To do: Leaving out all pictures, return the records word for word.

Data about app and page elements:
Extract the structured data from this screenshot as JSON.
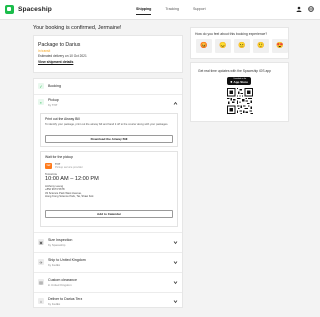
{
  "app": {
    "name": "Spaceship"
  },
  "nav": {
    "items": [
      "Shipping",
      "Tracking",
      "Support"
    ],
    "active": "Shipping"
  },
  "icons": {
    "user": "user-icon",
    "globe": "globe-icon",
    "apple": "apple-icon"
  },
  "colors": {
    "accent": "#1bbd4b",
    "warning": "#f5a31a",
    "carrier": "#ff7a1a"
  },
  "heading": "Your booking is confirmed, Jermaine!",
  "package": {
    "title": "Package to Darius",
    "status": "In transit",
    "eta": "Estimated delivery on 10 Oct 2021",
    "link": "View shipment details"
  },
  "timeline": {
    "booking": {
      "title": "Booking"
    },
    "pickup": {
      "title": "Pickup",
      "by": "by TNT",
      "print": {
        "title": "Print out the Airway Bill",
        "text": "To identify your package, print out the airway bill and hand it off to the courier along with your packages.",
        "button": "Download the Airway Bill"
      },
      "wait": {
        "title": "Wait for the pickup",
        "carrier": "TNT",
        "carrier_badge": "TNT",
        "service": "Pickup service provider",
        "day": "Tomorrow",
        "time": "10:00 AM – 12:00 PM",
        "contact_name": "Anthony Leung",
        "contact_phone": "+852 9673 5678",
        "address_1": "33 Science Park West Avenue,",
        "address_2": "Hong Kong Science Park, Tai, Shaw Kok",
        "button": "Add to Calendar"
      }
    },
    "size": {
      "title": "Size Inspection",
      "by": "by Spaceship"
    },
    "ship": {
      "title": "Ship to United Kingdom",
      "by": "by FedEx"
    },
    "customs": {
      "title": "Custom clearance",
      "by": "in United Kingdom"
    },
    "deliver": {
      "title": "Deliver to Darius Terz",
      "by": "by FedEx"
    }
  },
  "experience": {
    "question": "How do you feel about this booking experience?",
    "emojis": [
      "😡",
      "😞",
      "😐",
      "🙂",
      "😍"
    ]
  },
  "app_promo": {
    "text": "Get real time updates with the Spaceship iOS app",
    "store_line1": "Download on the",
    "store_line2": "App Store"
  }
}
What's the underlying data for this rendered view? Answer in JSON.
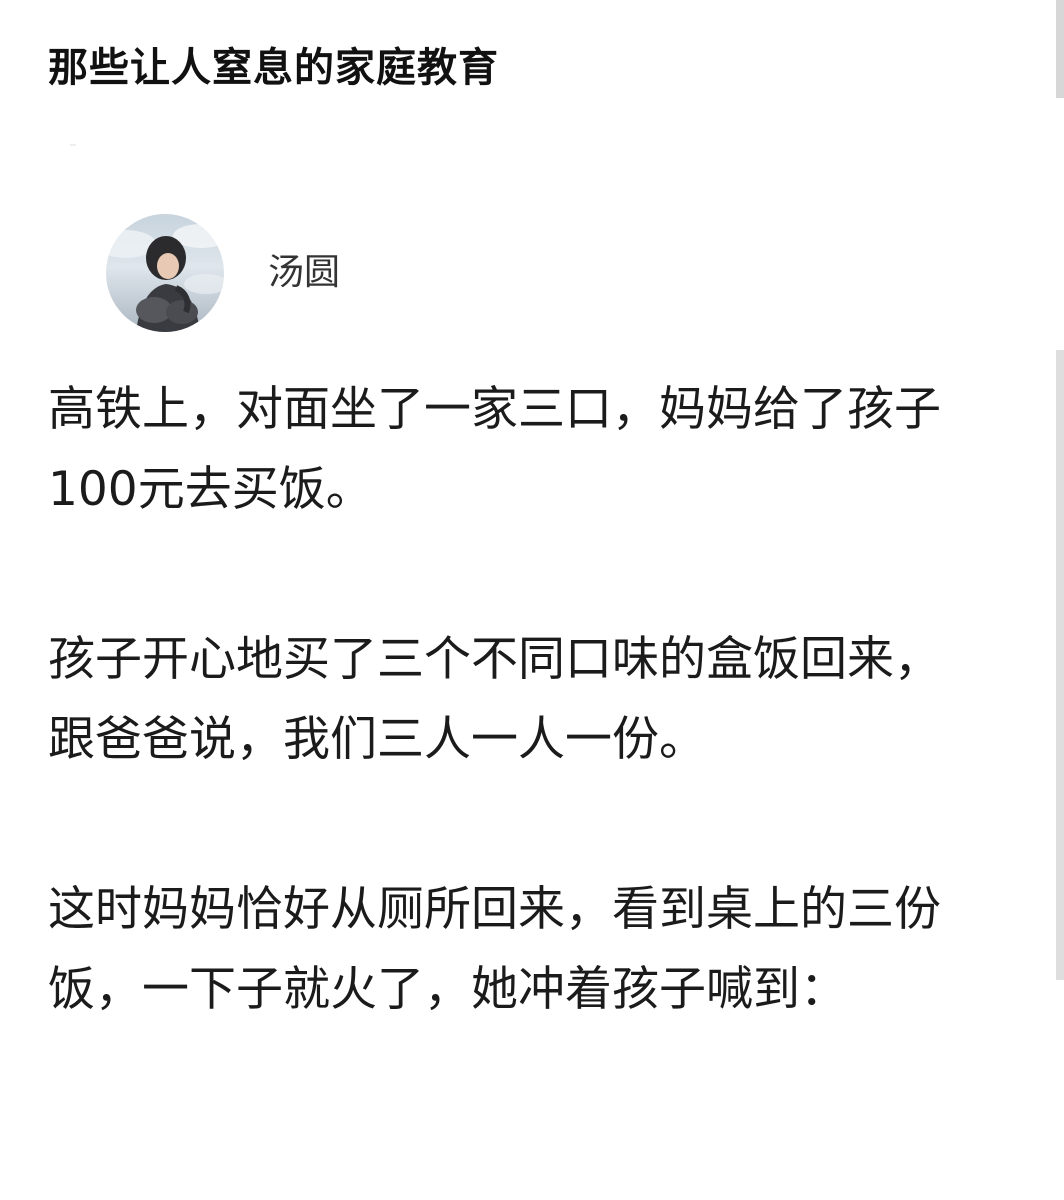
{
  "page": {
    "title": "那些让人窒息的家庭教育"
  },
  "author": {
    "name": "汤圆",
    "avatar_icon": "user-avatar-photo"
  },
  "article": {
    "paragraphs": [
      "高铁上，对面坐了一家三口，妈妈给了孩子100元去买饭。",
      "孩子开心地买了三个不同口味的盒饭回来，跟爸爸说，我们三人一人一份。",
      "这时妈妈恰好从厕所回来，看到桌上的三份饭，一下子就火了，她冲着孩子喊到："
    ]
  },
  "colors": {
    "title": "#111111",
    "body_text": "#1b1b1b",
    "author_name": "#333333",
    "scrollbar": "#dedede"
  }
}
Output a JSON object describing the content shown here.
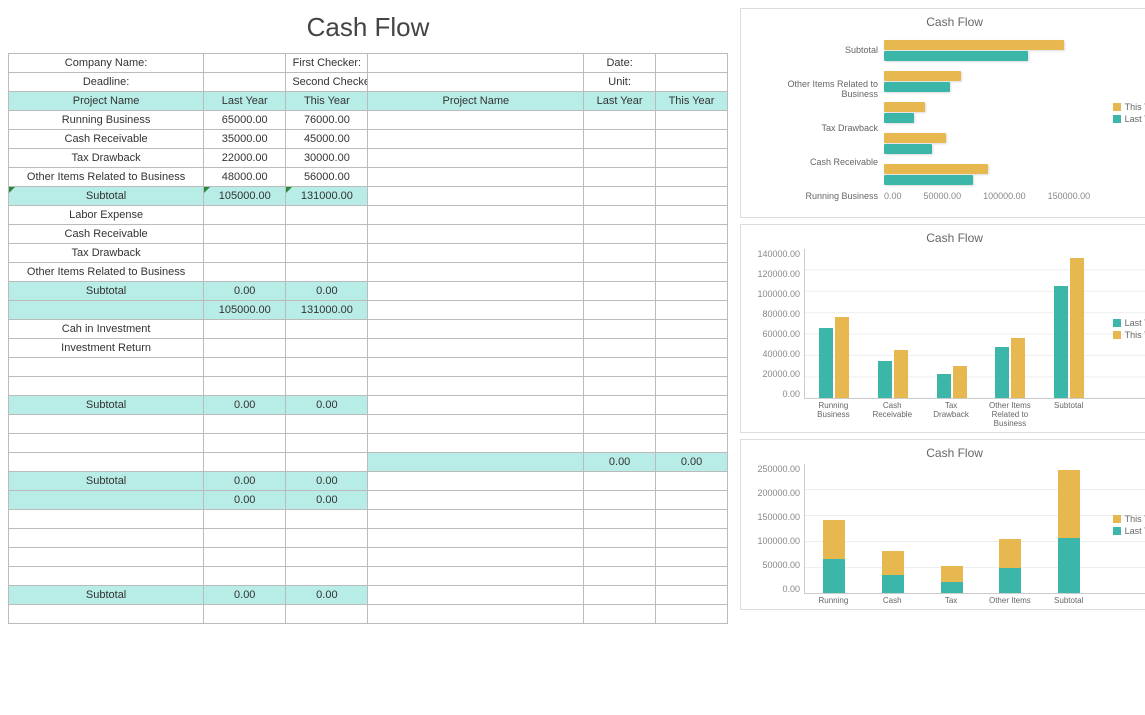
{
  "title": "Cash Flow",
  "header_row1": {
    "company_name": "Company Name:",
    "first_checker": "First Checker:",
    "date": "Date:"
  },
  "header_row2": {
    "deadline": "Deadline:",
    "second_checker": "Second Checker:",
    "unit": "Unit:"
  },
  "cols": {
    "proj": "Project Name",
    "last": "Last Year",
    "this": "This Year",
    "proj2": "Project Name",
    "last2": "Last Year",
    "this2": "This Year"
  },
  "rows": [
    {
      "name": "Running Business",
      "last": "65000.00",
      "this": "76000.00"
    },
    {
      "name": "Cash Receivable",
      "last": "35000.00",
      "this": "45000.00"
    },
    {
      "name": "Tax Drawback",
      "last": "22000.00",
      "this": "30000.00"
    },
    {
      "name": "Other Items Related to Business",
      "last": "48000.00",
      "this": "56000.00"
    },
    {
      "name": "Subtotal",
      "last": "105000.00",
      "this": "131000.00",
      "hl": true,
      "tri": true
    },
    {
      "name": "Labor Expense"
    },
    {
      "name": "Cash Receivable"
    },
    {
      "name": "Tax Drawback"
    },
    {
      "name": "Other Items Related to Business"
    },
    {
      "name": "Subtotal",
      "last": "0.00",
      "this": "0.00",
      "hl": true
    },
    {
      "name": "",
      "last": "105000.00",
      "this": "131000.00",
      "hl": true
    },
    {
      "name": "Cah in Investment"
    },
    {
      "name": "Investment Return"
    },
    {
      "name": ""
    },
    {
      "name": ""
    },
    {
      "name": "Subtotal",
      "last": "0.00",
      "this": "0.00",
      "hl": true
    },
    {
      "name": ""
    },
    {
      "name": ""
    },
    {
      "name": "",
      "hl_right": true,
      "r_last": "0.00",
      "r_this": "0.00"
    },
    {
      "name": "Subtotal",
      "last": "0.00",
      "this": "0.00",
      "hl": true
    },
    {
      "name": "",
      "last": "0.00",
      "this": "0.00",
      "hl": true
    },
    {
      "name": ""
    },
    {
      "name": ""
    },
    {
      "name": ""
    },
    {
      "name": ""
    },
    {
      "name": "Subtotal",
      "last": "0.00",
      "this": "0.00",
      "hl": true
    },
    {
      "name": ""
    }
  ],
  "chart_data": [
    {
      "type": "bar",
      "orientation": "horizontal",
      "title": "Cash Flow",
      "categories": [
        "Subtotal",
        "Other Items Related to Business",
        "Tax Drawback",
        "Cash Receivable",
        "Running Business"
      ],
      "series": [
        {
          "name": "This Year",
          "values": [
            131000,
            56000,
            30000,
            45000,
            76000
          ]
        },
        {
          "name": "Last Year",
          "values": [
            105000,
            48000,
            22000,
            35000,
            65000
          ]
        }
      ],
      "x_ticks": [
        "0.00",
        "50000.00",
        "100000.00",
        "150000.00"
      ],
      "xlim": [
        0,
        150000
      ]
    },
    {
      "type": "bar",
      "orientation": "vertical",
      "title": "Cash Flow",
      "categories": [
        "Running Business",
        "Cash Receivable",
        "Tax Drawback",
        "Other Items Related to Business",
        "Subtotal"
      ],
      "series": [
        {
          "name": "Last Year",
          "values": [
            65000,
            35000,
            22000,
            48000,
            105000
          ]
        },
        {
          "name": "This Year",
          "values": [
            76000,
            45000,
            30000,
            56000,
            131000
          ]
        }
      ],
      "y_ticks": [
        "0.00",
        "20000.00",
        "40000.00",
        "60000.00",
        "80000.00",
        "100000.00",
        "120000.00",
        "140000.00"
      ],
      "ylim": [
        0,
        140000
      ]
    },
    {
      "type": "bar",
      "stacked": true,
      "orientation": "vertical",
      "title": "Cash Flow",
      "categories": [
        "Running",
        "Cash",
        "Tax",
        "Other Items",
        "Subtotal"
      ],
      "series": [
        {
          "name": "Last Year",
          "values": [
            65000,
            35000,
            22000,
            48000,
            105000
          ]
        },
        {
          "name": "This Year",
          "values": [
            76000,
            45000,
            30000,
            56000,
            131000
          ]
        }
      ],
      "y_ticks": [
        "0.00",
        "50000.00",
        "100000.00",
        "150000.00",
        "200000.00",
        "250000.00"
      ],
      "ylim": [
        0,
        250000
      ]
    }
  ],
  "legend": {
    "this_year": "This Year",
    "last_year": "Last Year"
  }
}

Answer space:
Extract the structured data from this screenshot as JSON.
{
  "app": {
    "name": "Spaceship"
  },
  "nav": {
    "items": [
      "Shipping",
      "Tracking",
      "Support"
    ],
    "active": "Shipping"
  },
  "icons": {
    "user": "user-icon",
    "globe": "globe-icon",
    "apple": "apple-icon"
  },
  "colors": {
    "accent": "#1bbd4b",
    "warning": "#f5a31a",
    "carrier": "#ff7a1a"
  },
  "heading": "Your booking is confirmed, Jermaine!",
  "package": {
    "title": "Package to Darius",
    "status": "In transit",
    "eta": "Estimated delivery on 10 Oct 2021",
    "link": "View shipment details"
  },
  "timeline": {
    "booking": {
      "title": "Booking"
    },
    "pickup": {
      "title": "Pickup",
      "by": "by TNT",
      "print": {
        "title": "Print out the Airway Bill",
        "text": "To identify your package, print out the airway bill and hand it off to the courier along with your packages.",
        "button": "Download the Airway Bill"
      },
      "wait": {
        "title": "Wait for the pickup",
        "carrier": "TNT",
        "carrier_badge": "TNT",
        "service": "Pickup service provider",
        "day": "Tomorrow",
        "time": "10:00 AM – 12:00 PM",
        "contact_name": "Anthony Leung",
        "contact_phone": "+852 9673 5678",
        "address_1": "33 Science Park West Avenue,",
        "address_2": "Hong Kong Science Park, Tai, Shaw Kok",
        "button": "Add to Calendar"
      }
    },
    "size": {
      "title": "Size Inspection",
      "by": "by Spaceship"
    },
    "ship": {
      "title": "Ship to United Kingdom",
      "by": "by FedEx"
    },
    "customs": {
      "title": "Custom clearance",
      "by": "in United Kingdom"
    },
    "deliver": {
      "title": "Deliver to Darius Terz",
      "by": "by FedEx"
    }
  },
  "experience": {
    "question": "How do you feel about this booking experience?",
    "emojis": [
      "😡",
      "😞",
      "😐",
      "🙂",
      "😍"
    ]
  },
  "app_promo": {
    "text": "Get real time updates with the Spaceship iOS app",
    "store_line1": "Download on the",
    "store_line2": "App Store"
  }
}
What's the underlying data for this rendered view? Answer in JSON.
{
  "page": {
    "title": "那些让人窒息的家庭教育"
  },
  "author": {
    "name": "汤圆",
    "avatar_icon": "user-avatar-photo"
  },
  "article": {
    "paragraphs": [
      "高铁上，对面坐了一家三口，妈妈给了孩子100元去买饭。",
      "孩子开心地买了三个不同口味的盒饭回来，跟爸爸说，我们三人一人一份。",
      "这时妈妈恰好从厕所回来，看到桌上的三份饭，一下子就火了，她冲着孩子喊到："
    ]
  },
  "colors": {
    "title": "#111111",
    "body_text": "#1b1b1b",
    "author_name": "#333333",
    "scrollbar": "#dedede"
  }
}
Output a JSON object describing the content shown here.
{
  "title": "Cash Flow",
  "header_row1": {
    "company_name": "Company Name:",
    "first_checker": "First Checker:",
    "date": "Date:"
  },
  "header_row2": {
    "deadline": "Deadline:",
    "second_checker": "Second Checker:",
    "unit": "Unit:"
  },
  "cols": {
    "proj": "Project Name",
    "last": "Last Year",
    "this": "This Year",
    "proj2": "Project Name",
    "last2": "Last Year",
    "this2": "This Year"
  },
  "rows": [
    {
      "name": "Running Business",
      "last": "65000.00",
      "this": "76000.00"
    },
    {
      "name": "Cash Receivable",
      "last": "35000.00",
      "this": "45000.00"
    },
    {
      "name": "Tax Drawback",
      "last": "22000.00",
      "this": "30000.00"
    },
    {
      "name": "Other Items Related to Business",
      "last": "48000.00",
      "this": "56000.00"
    },
    {
      "name": "Subtotal",
      "last": "105000.00",
      "this": "131000.00",
      "hl": true,
      "tri": true
    },
    {
      "name": "Labor Expense"
    },
    {
      "name": "Cash Receivable"
    },
    {
      "name": "Tax Drawback"
    },
    {
      "name": "Other Items Related to Business"
    },
    {
      "name": "Subtotal",
      "last": "0.00",
      "this": "0.00",
      "hl": true
    },
    {
      "name": "",
      "last": "105000.00",
      "this": "131000.00",
      "hl": true
    },
    {
      "name": "Cah in Investment"
    },
    {
      "name": "Investment Return"
    },
    {
      "name": ""
    },
    {
      "name": ""
    },
    {
      "name": "Subtotal",
      "last": "0.00",
      "this": "0.00",
      "hl": true
    },
    {
      "name": ""
    },
    {
      "name": ""
    },
    {
      "name": "",
      "hl_right": true,
      "r_last": "0.00",
      "r_this": "0.00"
    },
    {
      "name": "Subtotal",
      "last": "0.00",
      "this": "0.00",
      "hl": true
    },
    {
      "name": "",
      "last": "0.00",
      "this": "0.00",
      "hl": true
    },
    {
      "name": ""
    },
    {
      "name": ""
    },
    {
      "name": ""
    },
    {
      "name": ""
    },
    {
      "name": "Subtotal",
      "last": "0.00",
      "this": "0.00",
      "hl": true
    },
    {
      "name": ""
    }
  ],
  "chart_data": [
    {
      "type": "bar",
      "orientation": "horizontal",
      "title": "Cash Flow",
      "categories": [
        "Subtotal",
        "Other Items Related to Business",
        "Tax Drawback",
        "Cash Receivable",
        "Running Business"
      ],
      "series": [
        {
          "name": "This Year",
          "values": [
            131000,
            56000,
            30000,
            45000,
            76000
          ]
        },
        {
          "name": "Last Year",
          "values": [
            105000,
            48000,
            22000,
            35000,
            65000
          ]
        }
      ],
      "x_ticks": [
        "0.00",
        "50000.00",
        "100000.00",
        "150000.00"
      ],
      "xlim": [
        0,
        150000
      ]
    },
    {
      "type": "bar",
      "orientation": "vertical",
      "title": "Cash Flow",
      "categories": [
        "Running Business",
        "Cash Receivable",
        "Tax Drawback",
        "Other Items Related to Business",
        "Subtotal"
      ],
      "series": [
        {
          "name": "Last Year",
          "values": [
            65000,
            35000,
            22000,
            48000,
            105000
          ]
        },
        {
          "name": "This Year",
          "values": [
            76000,
            45000,
            30000,
            56000,
            131000
          ]
        }
      ],
      "y_ticks": [
        "0.00",
        "20000.00",
        "40000.00",
        "60000.00",
        "80000.00",
        "100000.00",
        "120000.00",
        "140000.00"
      ],
      "ylim": [
        0,
        140000
      ]
    },
    {
      "type": "bar",
      "stacked": true,
      "orientation": "vertical",
      "title": "Cash Flow",
      "categories": [
        "Running",
        "Cash",
        "Tax",
        "Other Items",
        "Subtotal"
      ],
      "series": [
        {
          "name": "Last Year",
          "values": [
            65000,
            35000,
            22000,
            48000,
            105000
          ]
        },
        {
          "name": "This Year",
          "values": [
            76000,
            45000,
            30000,
            56000,
            131000
          ]
        }
      ],
      "y_ticks": [
        "0.00",
        "50000.00",
        "100000.00",
        "150000.00",
        "200000.00",
        "250000.00"
      ],
      "ylim": [
        0,
        250000
      ]
    }
  ],
  "legend": {
    "this_year": "This Year",
    "last_year": "Last Year"
  }
}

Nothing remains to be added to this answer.